Page and application data records:
>>>

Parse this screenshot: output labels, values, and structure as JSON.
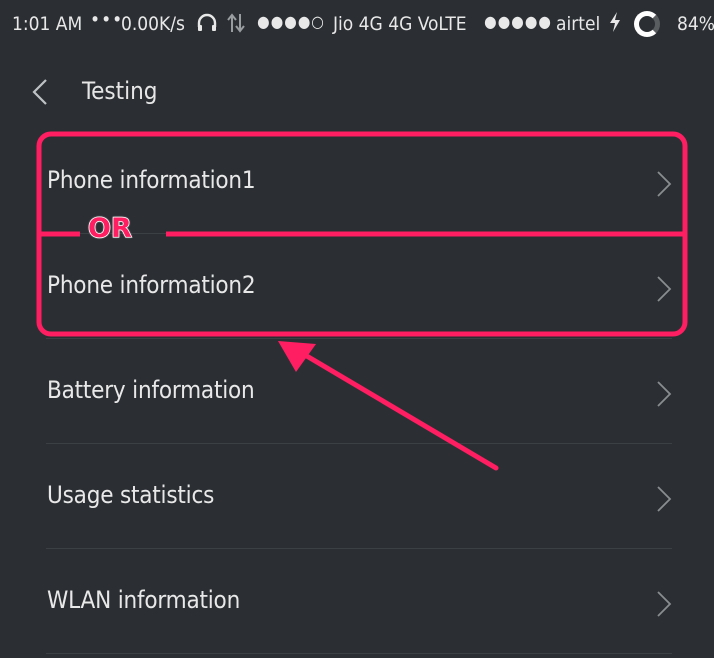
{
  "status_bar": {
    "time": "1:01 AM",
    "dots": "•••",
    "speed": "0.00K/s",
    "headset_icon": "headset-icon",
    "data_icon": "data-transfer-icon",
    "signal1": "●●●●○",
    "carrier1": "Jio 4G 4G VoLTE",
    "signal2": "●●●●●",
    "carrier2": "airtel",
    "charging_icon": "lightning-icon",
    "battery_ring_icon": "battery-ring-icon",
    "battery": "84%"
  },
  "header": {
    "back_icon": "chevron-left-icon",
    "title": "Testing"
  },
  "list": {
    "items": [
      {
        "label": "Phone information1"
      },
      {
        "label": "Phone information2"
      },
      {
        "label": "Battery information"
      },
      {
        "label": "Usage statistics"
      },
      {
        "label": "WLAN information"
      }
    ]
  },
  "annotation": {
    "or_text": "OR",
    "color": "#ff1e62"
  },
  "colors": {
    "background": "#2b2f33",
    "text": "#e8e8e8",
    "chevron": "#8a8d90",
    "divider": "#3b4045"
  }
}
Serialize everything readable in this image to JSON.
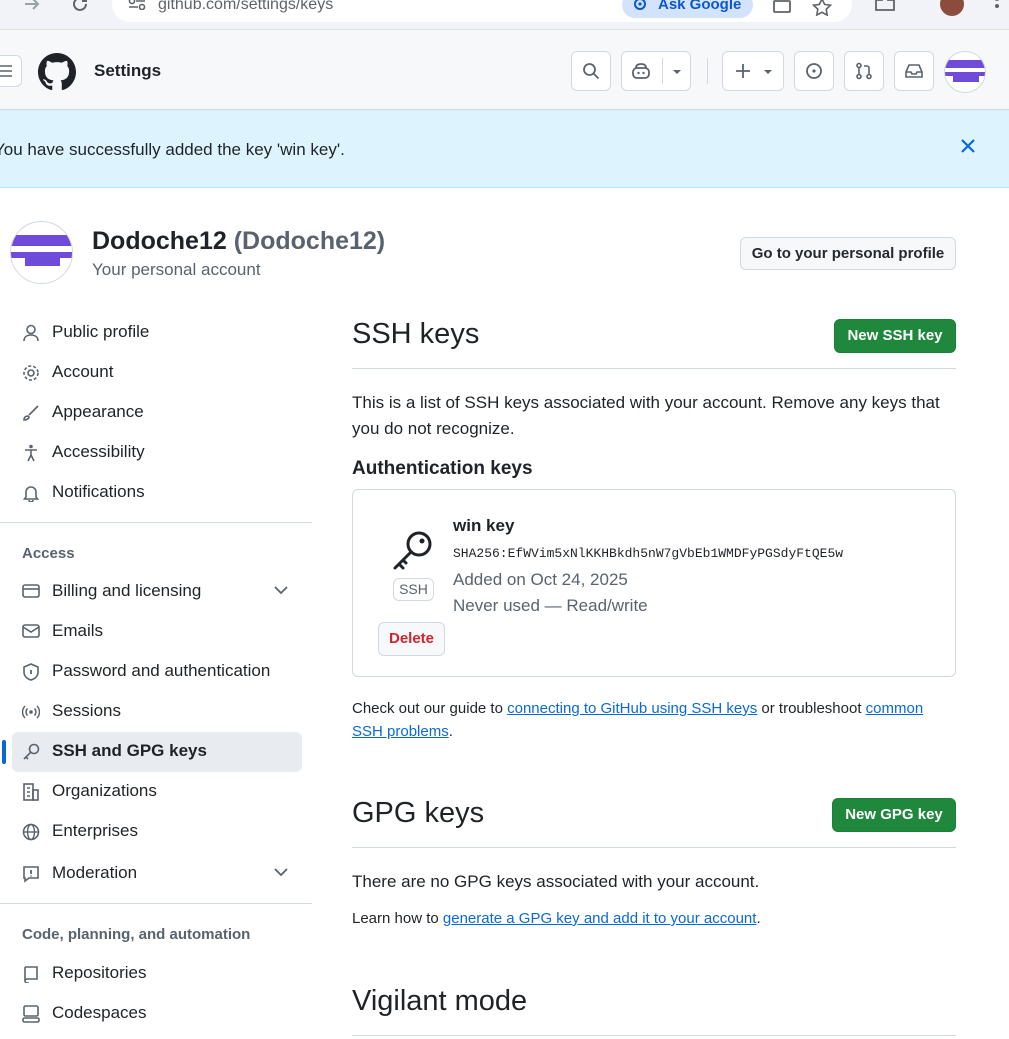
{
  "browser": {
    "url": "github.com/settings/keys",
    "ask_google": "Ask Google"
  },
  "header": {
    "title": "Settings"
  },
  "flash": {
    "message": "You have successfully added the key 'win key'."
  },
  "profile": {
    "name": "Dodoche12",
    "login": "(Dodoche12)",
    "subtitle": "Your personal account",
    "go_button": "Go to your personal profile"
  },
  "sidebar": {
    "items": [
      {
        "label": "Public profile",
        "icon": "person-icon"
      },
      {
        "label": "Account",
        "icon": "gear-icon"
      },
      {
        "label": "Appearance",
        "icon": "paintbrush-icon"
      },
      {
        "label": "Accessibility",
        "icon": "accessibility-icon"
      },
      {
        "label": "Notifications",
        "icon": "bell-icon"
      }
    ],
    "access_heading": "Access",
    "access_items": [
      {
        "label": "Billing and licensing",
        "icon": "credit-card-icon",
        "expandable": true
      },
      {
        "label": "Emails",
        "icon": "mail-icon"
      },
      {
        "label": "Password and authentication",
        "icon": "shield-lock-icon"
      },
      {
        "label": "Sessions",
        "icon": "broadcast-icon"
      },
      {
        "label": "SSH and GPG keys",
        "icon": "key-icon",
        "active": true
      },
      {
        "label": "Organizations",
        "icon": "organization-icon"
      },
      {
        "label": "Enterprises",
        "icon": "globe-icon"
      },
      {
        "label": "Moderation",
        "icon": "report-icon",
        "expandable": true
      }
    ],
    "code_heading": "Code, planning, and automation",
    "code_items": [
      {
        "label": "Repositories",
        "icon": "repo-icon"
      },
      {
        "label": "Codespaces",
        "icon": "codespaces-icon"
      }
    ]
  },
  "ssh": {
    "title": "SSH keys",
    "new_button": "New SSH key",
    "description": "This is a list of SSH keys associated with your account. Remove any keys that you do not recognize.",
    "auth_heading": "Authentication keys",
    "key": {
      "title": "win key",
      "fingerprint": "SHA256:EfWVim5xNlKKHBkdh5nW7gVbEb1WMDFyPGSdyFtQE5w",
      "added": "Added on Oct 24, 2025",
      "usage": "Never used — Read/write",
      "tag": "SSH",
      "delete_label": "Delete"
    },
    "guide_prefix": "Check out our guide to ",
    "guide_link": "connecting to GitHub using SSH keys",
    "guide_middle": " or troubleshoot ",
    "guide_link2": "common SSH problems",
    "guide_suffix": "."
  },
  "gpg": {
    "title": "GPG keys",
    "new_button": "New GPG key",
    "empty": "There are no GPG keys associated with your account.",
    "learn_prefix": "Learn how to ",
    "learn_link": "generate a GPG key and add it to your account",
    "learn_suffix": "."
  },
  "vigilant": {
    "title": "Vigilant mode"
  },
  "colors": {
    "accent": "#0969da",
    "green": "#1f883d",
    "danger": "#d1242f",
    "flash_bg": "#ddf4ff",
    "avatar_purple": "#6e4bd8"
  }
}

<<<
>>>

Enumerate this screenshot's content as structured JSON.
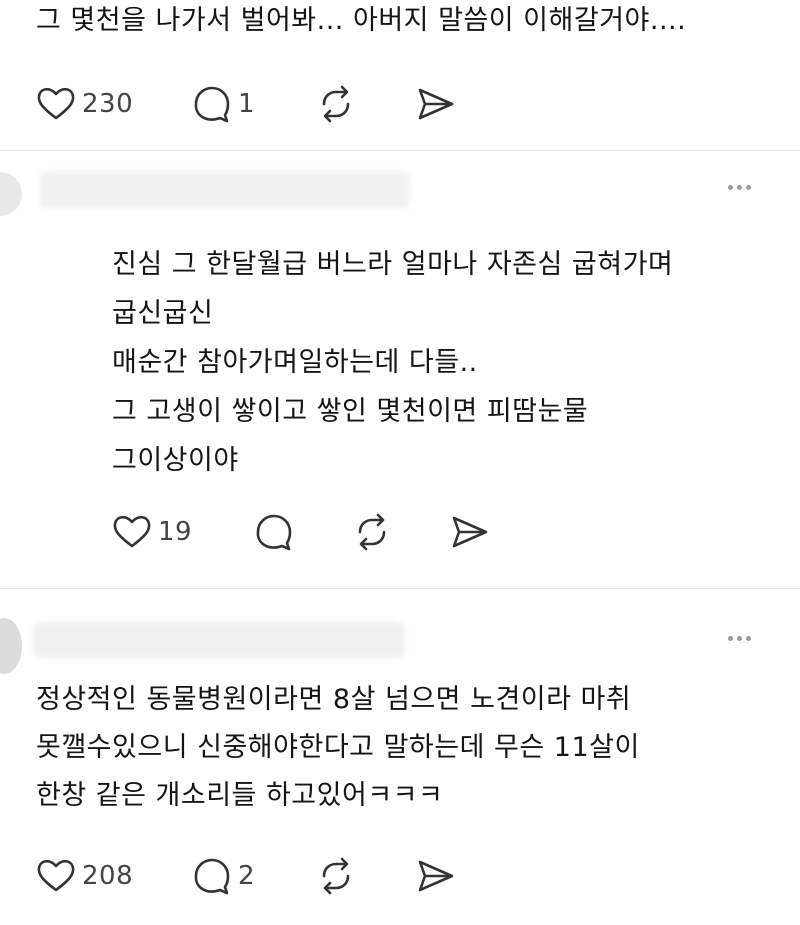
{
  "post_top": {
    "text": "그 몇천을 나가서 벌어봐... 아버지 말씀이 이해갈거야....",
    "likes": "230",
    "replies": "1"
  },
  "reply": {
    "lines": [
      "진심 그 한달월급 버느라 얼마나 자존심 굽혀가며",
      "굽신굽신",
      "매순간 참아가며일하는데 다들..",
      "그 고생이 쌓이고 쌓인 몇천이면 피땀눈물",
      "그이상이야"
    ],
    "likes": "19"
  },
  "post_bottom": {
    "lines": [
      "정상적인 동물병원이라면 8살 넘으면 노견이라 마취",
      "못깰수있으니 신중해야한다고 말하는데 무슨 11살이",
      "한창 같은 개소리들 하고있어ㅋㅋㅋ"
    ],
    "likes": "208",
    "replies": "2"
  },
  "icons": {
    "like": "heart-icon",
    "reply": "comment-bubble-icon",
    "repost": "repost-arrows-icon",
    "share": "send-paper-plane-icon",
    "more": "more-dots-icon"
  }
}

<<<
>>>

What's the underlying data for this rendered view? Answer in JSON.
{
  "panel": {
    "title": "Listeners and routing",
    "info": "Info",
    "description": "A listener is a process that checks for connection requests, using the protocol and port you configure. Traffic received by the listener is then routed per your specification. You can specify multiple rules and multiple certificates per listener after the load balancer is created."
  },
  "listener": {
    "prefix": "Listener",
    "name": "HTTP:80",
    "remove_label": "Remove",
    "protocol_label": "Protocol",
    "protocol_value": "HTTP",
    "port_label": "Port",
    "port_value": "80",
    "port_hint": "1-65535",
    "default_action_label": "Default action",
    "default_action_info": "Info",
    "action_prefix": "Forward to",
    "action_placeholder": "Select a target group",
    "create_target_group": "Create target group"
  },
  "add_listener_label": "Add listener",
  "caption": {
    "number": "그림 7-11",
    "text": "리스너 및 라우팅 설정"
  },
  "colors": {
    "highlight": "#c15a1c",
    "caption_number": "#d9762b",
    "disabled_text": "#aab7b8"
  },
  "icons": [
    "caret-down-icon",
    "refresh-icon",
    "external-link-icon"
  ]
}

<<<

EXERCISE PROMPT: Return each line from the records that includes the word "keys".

EXPECTED ANSWER:
    "url": "github.com/settings/keys",
        "label": "SSH and GPG keys",
    "title": "SSH keys",
    "description": "This is a list of SSH keys associated with your account. Remove any keys that you do not recognize.",
    "auth_heading": "Authentication keys",
    "guide_link": "connecting to GitHub using SSH keys",
    "title": "GPG keys",
    "empty": "There are no GPG keys associated with your account.",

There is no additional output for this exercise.